Cole dived into the Seat and Long drove off at more than 40mph, dragging along PC Harper, who was caught in the rope.
He was dragged for more than a mile before he was dislodged and suffered catastrophic injuries as his uniform was stripped away.
Officers found him unconscious and barely alive near the A4 shortly after.
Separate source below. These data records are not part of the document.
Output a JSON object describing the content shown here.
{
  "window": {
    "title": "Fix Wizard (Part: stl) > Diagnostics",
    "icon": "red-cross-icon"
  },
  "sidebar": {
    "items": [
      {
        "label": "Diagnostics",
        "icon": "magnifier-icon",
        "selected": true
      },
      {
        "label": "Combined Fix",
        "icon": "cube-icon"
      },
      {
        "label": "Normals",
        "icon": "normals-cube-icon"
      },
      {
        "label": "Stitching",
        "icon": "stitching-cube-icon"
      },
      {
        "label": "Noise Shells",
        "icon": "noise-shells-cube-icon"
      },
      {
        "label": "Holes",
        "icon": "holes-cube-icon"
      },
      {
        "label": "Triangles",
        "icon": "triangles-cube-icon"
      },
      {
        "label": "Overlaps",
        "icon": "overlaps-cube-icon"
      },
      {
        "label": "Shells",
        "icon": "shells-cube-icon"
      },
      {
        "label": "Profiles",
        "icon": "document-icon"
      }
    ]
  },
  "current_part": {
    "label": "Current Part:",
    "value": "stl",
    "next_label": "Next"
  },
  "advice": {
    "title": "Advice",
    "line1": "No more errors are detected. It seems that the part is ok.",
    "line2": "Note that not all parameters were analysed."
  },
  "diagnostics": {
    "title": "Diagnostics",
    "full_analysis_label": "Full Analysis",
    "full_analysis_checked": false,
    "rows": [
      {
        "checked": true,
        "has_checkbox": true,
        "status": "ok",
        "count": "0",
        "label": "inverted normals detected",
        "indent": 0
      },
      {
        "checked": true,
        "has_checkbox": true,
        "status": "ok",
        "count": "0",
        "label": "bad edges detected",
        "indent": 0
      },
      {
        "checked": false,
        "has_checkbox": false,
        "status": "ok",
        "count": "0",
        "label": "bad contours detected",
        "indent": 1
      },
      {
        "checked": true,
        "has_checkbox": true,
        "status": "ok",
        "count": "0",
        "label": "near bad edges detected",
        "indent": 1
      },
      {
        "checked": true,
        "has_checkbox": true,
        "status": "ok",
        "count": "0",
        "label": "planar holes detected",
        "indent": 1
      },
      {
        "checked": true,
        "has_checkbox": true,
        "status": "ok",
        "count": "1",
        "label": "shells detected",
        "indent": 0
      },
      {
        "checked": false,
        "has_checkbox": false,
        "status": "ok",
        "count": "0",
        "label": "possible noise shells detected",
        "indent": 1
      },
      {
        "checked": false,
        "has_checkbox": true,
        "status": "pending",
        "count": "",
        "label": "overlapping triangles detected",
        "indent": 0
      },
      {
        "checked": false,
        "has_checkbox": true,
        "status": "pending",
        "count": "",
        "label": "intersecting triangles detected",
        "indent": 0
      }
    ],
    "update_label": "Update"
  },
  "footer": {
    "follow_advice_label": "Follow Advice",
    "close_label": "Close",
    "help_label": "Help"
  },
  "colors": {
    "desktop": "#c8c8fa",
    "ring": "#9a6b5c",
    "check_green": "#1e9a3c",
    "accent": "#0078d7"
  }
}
He died at the scene.
The Seat was found at the nearby Four Houses Corner caravan site.
The teenagers admitted plotting the quadbike theft and Long pleaded guilty to manslaughter, but all three denied knowing that PC Harper was attached to the rope.
The defence claimed the incident was an unforeseeable “freak event” and Long said he did not see or hear the officer, nor was he alerted by passengers Cole and Bowers that he was there.
The prosecution argued that PC Harper’s 6ft frame and 14 stone weight meant the trio must have known they were dragging him to his death.
Justice Edis said: “Manslaughter cases range greatly in seriousness.
“Sometimes death may be caused by an act of gross carelessness, sometimes it is very close to a case of murder in its seriousness.
“That is so, here.”
PC Harper was in Thames Valley Police’s Roads Policing Unit, and had been due to clock off four hours before the incident took place.
On Friday, his mother Deborah Adlam said: “He died because these defendants chose to steal a quad bike.
“My family and I feel broken – can you imagine a loved one dying with such indignity?
“He was our first-born child and he has been ripped from me.
“I haven’t been able to work for fear of breaking down, my mind just isn’t in the right place, my anxiety is overpowering.
“I hardly sleep… I have no motivation or even daily routine – chores or cooking a meal, it just feels pointless now.”
His wife said previously PC Harper was a “a gentle giant with a heart of gold... our superman, our bodyguard, our light in the dark”.
Reacting to the jury’s decision to clear the three of murder, Lissie Harper said she was “utterly shocked and appalled” at the decision.
“I now have my own life sentence to bear and believe me when I say it will be a lot more painful, soul destroying and painful journey than anyone facing a meagre number of years in prison will experience.”
She wrote to Boris Johnson, home secretary Priti Patel and former Labour home secretary Lord David Blunkett urging them and others “to right such a despicable wrong for our country”.
Prosecutor Jonathan Polnay told the Old Bailey that Long has previous convictions for battery and being drunk in a public place, while Bowers has three convictions for five offences, including sexual assault and causing intentional harm or distress which was racially aggravated.
The judge described the three as “young, unintelligent but professional criminals” and none had “any real education”, and said they had been “taken out of school far too young”.
He added: “I reject the contention that any of you has shown remorse.”
Long’s barrister said he had genuine remorse for killing PC Harper.